The records section start
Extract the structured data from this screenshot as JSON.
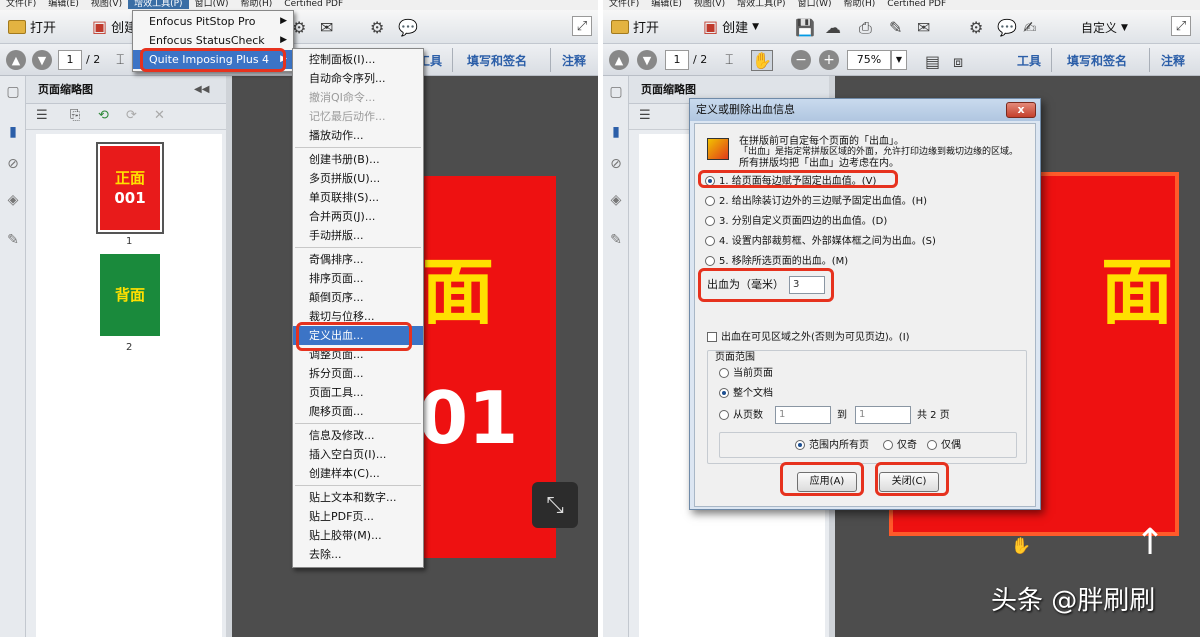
{
  "left": {
    "menubar": [
      "文件(F)",
      "编辑(E)",
      "视图(V)",
      "增效工具(P)",
      "窗口(W)",
      "帮助(H)",
      "Certified PDF"
    ],
    "toolbar": {
      "open": "打开",
      "create": "创建",
      "page_current": "1",
      "page_total": "/ 2",
      "tools": "工具",
      "fill_sign": "填写和签名",
      "comment": "注释"
    },
    "panel_title": "页面缩略图",
    "thumbs": [
      {
        "text1": "正面",
        "text2": "001",
        "label": "1"
      },
      {
        "text1": "背面",
        "text2": "",
        "label": "2"
      }
    ],
    "page_text_1": "面",
    "page_text_2": "01",
    "plugins_menu": [
      "Enfocus PitStop Pro",
      "Enfocus StatusCheck",
      "Quite Imposing Plus 4"
    ],
    "qi_menu": [
      {
        "label": "控制面板(I)...",
        "disabled": false
      },
      {
        "label": "自动命令序列...",
        "disabled": false
      },
      {
        "label": "撤消QI命令...",
        "disabled": true
      },
      {
        "label": "记忆最后动作...",
        "disabled": true
      },
      {
        "label": "播放动作...",
        "disabled": false
      },
      {
        "sep": true
      },
      {
        "label": "创建书册(B)...",
        "disabled": false
      },
      {
        "label": "多页拼版(U)...",
        "disabled": false
      },
      {
        "label": "单页联排(S)...",
        "disabled": false
      },
      {
        "label": "合并两页(J)...",
        "disabled": false
      },
      {
        "label": "手动拼版...",
        "disabled": false
      },
      {
        "sep": true
      },
      {
        "label": "奇偶排序...",
        "disabled": false
      },
      {
        "label": "排序页面...",
        "disabled": false
      },
      {
        "label": "颠倒页序...",
        "disabled": false
      },
      {
        "label": "裁切与位移...",
        "disabled": false
      },
      {
        "label": "定义出血...",
        "disabled": false,
        "selected": true
      },
      {
        "label": "调整页面...",
        "disabled": false
      },
      {
        "label": "拆分页面...",
        "disabled": false
      },
      {
        "label": "页面工具...",
        "disabled": false
      },
      {
        "label": "爬移页面...",
        "disabled": false
      },
      {
        "sep": true
      },
      {
        "label": "信息及修改...",
        "disabled": false
      },
      {
        "label": "插入空白页(I)...",
        "disabled": false
      },
      {
        "label": "创建样本(C)...",
        "disabled": false
      },
      {
        "sep": true
      },
      {
        "label": "贴上文本和数字...",
        "disabled": false
      },
      {
        "label": "贴上PDF页...",
        "disabled": false
      },
      {
        "label": "贴上胶带(M)...",
        "disabled": false
      },
      {
        "label": "去除...",
        "disabled": false
      }
    ]
  },
  "right": {
    "menubar": [
      "文件(F)",
      "编辑(E)",
      "视图(V)",
      "增效工具(P)",
      "窗口(W)",
      "帮助(H)",
      "Certified PDF"
    ],
    "toolbar": {
      "open": "打开",
      "create": "创建",
      "customize": "自定义",
      "page_current": "1",
      "page_total": "/ 2",
      "zoom": "75%",
      "tools": "工具",
      "fill_sign": "填写和签名",
      "comment": "注释"
    },
    "panel_title": "页面缩略图",
    "page_text": "面",
    "dialog": {
      "title": "定义或删除出血信息",
      "close": "x",
      "intro": [
        "在拼版前可自定每个页面的「出血」。",
        "「出血」是指定常拼版区域的外面，允许打印边缘到裁切边缘的区域。",
        "所有拼版均把「出血」边考虑在内。"
      ],
      "options": [
        {
          "label": "1. 给页面每边赋予固定出血值。(V)",
          "on": true
        },
        {
          "label": "2. 给出除装订边外的三边赋予固定出血值。(H)",
          "on": false
        },
        {
          "label": "3. 分别自定义页面四边的出血值。(D)",
          "on": false
        },
        {
          "label": "4. 设置内部裁剪框、外部媒体框之间为出血。(S)",
          "on": false
        },
        {
          "label": "5. 移除所选页面的出血。(M)",
          "on": false
        }
      ],
      "bleed_label": "出血为（毫米）",
      "bleed_value": "3",
      "outside_check": "出血在可见区域之外(否则为可见页边)。(I)",
      "range_title": "页面范围",
      "range_current": "当前页面",
      "range_all": "整个文档",
      "range_from": "从页数",
      "from_value": "1",
      "to_label": "到",
      "to_value": "1",
      "total": "共 2 页",
      "subset_all": "范围内所有页",
      "subset_odd": "仅奇",
      "subset_even": "仅偶",
      "apply": "应用(A)",
      "close_btn": "关闭(C)"
    },
    "watermark": "头条 @胖刷刷"
  },
  "colors": {
    "accent": "#3c74c6",
    "highlight": "#e6321e",
    "page_red": "#ee1111",
    "page_green": "#1a8a3c",
    "text_yellow": "#ffe000"
  }
}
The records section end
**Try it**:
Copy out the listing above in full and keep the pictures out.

**Output**:
Extract the structured data from this screenshot as JSON.
{
  "left": {
    "menubar": [
      "文件(F)",
      "编辑(E)",
      "视图(V)",
      "增效工具(P)",
      "窗口(W)",
      "帮助(H)",
      "Certified PDF"
    ],
    "toolbar": {
      "open": "打开",
      "create": "创建",
      "page_current": "1",
      "page_total": "/ 2",
      "tools": "工具",
      "fill_sign": "填写和签名",
      "comment": "注释"
    },
    "panel_title": "页面缩略图",
    "thumbs": [
      {
        "text1": "正面",
        "text2": "001",
        "label": "1"
      },
      {
        "text1": "背面",
        "text2": "",
        "label": "2"
      }
    ],
    "page_text_1": "面",
    "page_text_2": "01",
    "plugins_menu": [
      "Enfocus PitStop Pro",
      "Enfocus StatusCheck",
      "Quite Imposing Plus 4"
    ],
    "qi_menu": [
      {
        "label": "控制面板(I)...",
        "disabled": false
      },
      {
        "label": "自动命令序列...",
        "disabled": false
      },
      {
        "label": "撤消QI命令...",
        "disabled": true
      },
      {
        "label": "记忆最后动作...",
        "disabled": true
      },
      {
        "label": "播放动作...",
        "disabled": false
      },
      {
        "sep": true
      },
      {
        "label": "创建书册(B)...",
        "disabled": false
      },
      {
        "label": "多页拼版(U)...",
        "disabled": false
      },
      {
        "label": "单页联排(S)...",
        "disabled": false
      },
      {
        "label": "合并两页(J)...",
        "disabled": false
      },
      {
        "label": "手动拼版...",
        "disabled": false
      },
      {
        "sep": true
      },
      {
        "label": "奇偶排序...",
        "disabled": false
      },
      {
        "label": "排序页面...",
        "disabled": false
      },
      {
        "label": "颠倒页序...",
        "disabled": false
      },
      {
        "label": "裁切与位移...",
        "disabled": false
      },
      {
        "label": "定义出血...",
        "disabled": false,
        "selected": true
      },
      {
        "label": "调整页面...",
        "disabled": false
      },
      {
        "label": "拆分页面...",
        "disabled": false
      },
      {
        "label": "页面工具...",
        "disabled": false
      },
      {
        "label": "爬移页面...",
        "disabled": false
      },
      {
        "sep": true
      },
      {
        "label": "信息及修改...",
        "disabled": false
      },
      {
        "label": "插入空白页(I)...",
        "disabled": false
      },
      {
        "label": "创建样本(C)...",
        "disabled": false
      },
      {
        "sep": true
      },
      {
        "label": "贴上文本和数字...",
        "disabled": false
      },
      {
        "label": "贴上PDF页...",
        "disabled": false
      },
      {
        "label": "贴上胶带(M)...",
        "disabled": false
      },
      {
        "label": "去除...",
        "disabled": false
      }
    ]
  },
  "right": {
    "menubar": [
      "文件(F)",
      "编辑(E)",
      "视图(V)",
      "增效工具(P)",
      "窗口(W)",
      "帮助(H)",
      "Certified PDF"
    ],
    "toolbar": {
      "open": "打开",
      "create": "创建",
      "customize": "自定义",
      "page_current": "1",
      "page_total": "/ 2",
      "zoom": "75%",
      "tools": "工具",
      "fill_sign": "填写和签名",
      "comment": "注释"
    },
    "panel_title": "页面缩略图",
    "page_text": "面",
    "dialog": {
      "title": "定义或删除出血信息",
      "close": "x",
      "intro": [
        "在拼版前可自定每个页面的「出血」。",
        "「出血」是指定常拼版区域的外面，允许打印边缘到裁切边缘的区域。",
        "所有拼版均把「出血」边考虑在内。"
      ],
      "options": [
        {
          "label": "1. 给页面每边赋予固定出血值。(V)",
          "on": true
        },
        {
          "label": "2. 给出除装订边外的三边赋予固定出血值。(H)",
          "on": false
        },
        {
          "label": "3. 分别自定义页面四边的出血值。(D)",
          "on": false
        },
        {
          "label": "4. 设置内部裁剪框、外部媒体框之间为出血。(S)",
          "on": false
        },
        {
          "label": "5. 移除所选页面的出血。(M)",
          "on": false
        }
      ],
      "bleed_label": "出血为（毫米）",
      "bleed_value": "3",
      "outside_check": "出血在可见区域之外(否则为可见页边)。(I)",
      "range_title": "页面范围",
      "range_current": "当前页面",
      "range_all": "整个文档",
      "range_from": "从页数",
      "from_value": "1",
      "to_label": "到",
      "to_value": "1",
      "total": "共 2 页",
      "subset_all": "范围内所有页",
      "subset_odd": "仅奇",
      "subset_even": "仅偶",
      "apply": "应用(A)",
      "close_btn": "关闭(C)"
    },
    "watermark": "头条 @胖刷刷"
  },
  "colors": {
    "accent": "#3c74c6",
    "highlight": "#e6321e",
    "page_red": "#ee1111",
    "page_green": "#1a8a3c",
    "text_yellow": "#ffe000"
  }
}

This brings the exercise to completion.